Aim of the exercise:
Where a record contains a picture, omit the picture and repeat the rest exactly.

Task material:
—————

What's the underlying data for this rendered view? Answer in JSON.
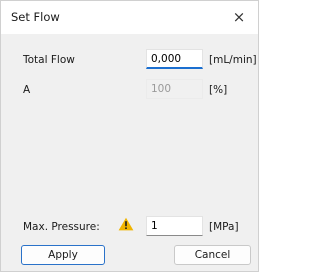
{
  "dialog": {
    "title": "Set Flow",
    "close_label": "×"
  },
  "fields": {
    "total_flow": {
      "label": "Total Flow",
      "value": "0,000",
      "unit": "[mL/min]"
    },
    "a": {
      "label": "A",
      "value": "100",
      "unit": "[%]"
    },
    "max_pressure": {
      "label": "Max. Pressure:",
      "value": "1",
      "unit": "[MPa]",
      "warning_icon": "warning-triangle-icon",
      "warning_color": "#f0b400"
    }
  },
  "buttons": {
    "apply": "Apply",
    "cancel": "Cancel"
  },
  "colors": {
    "focus_accent": "#1b6fd0",
    "default_button_border": "#2a72c9"
  }
}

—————

Problem solution:
What's the underlying data for this rendered view? Answer in JSON.
{
  "dialog": {
    "title": "Set Flow",
    "close_label": "×"
  },
  "fields": {
    "total_flow": {
      "label": "Total Flow",
      "value": "0,000",
      "unit": "[mL/min]"
    },
    "a": {
      "label": "A",
      "value": "100",
      "unit": "[%]"
    },
    "max_pressure": {
      "label": "Max. Pressure:",
      "value": "1",
      "unit": "[MPa]",
      "warning_icon": "warning-triangle-icon",
      "warning_color": "#f0b400"
    }
  },
  "buttons": {
    "apply": "Apply",
    "cancel": "Cancel"
  },
  "colors": {
    "focus_accent": "#1b6fd0",
    "default_button_border": "#2a72c9"
  }
}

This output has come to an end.